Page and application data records
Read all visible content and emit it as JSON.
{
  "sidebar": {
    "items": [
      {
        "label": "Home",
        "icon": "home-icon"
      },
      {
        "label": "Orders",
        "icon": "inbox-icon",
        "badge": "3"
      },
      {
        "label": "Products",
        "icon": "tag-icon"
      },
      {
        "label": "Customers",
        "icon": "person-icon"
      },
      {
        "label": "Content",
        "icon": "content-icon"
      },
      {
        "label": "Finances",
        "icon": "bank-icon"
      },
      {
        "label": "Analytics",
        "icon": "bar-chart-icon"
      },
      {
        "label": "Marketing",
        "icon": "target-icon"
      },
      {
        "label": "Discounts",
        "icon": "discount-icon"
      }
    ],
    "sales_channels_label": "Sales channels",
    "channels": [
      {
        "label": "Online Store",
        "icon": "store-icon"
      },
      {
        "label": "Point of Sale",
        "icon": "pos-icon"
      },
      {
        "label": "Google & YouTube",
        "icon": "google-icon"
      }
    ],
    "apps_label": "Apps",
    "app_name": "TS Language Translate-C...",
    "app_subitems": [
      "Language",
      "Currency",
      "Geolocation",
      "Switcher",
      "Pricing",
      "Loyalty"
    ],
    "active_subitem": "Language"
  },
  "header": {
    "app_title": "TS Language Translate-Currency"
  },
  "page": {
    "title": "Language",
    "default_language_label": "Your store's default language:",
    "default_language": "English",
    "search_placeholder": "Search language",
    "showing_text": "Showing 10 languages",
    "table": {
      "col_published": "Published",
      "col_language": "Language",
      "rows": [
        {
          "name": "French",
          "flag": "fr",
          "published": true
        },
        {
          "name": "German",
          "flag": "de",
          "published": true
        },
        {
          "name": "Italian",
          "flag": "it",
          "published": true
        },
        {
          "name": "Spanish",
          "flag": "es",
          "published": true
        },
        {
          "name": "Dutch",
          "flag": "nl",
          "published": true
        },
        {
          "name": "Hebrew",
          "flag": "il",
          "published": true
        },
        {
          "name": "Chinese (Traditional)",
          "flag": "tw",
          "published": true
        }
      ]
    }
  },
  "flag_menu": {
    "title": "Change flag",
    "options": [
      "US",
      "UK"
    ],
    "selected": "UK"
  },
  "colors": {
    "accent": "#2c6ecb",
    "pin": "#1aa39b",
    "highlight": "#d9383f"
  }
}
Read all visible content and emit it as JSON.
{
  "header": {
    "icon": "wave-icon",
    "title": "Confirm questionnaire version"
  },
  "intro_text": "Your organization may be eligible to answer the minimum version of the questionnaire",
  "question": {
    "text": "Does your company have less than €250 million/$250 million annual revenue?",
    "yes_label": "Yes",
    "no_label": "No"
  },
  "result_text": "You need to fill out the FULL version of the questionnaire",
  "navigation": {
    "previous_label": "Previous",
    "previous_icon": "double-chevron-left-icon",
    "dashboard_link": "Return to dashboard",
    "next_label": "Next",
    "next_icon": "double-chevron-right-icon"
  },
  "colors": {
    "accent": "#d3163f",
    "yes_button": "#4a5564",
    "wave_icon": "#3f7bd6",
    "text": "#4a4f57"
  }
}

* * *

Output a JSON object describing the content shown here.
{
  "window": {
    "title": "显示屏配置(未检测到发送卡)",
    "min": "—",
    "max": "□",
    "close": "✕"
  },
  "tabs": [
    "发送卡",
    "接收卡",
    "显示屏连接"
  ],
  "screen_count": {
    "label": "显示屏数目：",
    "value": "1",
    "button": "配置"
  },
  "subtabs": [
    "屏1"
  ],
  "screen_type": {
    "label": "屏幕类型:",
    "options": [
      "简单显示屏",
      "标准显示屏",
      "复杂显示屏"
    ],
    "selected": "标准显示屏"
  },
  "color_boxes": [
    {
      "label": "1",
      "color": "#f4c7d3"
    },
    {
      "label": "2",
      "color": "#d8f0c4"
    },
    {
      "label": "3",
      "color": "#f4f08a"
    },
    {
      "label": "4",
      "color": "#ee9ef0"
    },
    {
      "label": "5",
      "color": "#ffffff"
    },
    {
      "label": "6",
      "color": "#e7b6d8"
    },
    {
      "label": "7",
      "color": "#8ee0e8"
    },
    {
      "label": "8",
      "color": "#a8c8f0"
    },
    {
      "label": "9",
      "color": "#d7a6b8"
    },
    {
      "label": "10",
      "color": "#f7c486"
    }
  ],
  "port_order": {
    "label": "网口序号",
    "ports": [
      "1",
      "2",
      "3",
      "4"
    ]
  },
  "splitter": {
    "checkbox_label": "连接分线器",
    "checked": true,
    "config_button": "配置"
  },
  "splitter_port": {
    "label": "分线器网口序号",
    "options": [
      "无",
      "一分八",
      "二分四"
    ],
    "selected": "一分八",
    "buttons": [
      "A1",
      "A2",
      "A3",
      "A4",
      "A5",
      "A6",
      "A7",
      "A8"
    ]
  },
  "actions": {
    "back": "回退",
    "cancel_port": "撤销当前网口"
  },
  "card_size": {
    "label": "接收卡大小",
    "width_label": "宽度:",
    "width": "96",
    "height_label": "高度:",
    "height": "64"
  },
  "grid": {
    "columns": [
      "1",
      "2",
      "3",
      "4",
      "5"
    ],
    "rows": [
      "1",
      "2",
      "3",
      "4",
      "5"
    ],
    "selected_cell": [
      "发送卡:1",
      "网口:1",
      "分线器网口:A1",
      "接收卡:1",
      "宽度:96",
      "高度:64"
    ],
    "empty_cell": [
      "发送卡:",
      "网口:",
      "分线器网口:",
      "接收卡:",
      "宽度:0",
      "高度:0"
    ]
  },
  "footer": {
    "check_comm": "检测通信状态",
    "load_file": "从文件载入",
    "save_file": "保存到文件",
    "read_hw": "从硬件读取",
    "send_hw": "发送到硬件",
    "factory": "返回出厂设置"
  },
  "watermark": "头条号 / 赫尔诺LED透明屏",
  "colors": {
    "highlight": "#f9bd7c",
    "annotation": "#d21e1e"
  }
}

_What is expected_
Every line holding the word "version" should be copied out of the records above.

_Result of the exercise_
    "title": "Confirm questionnaire version"
  "intro_text": "Your organization may be eligible to answer the minimum version of the questionnaire",
  "result_text": "You need to fill out the FULL version of the questionnaire",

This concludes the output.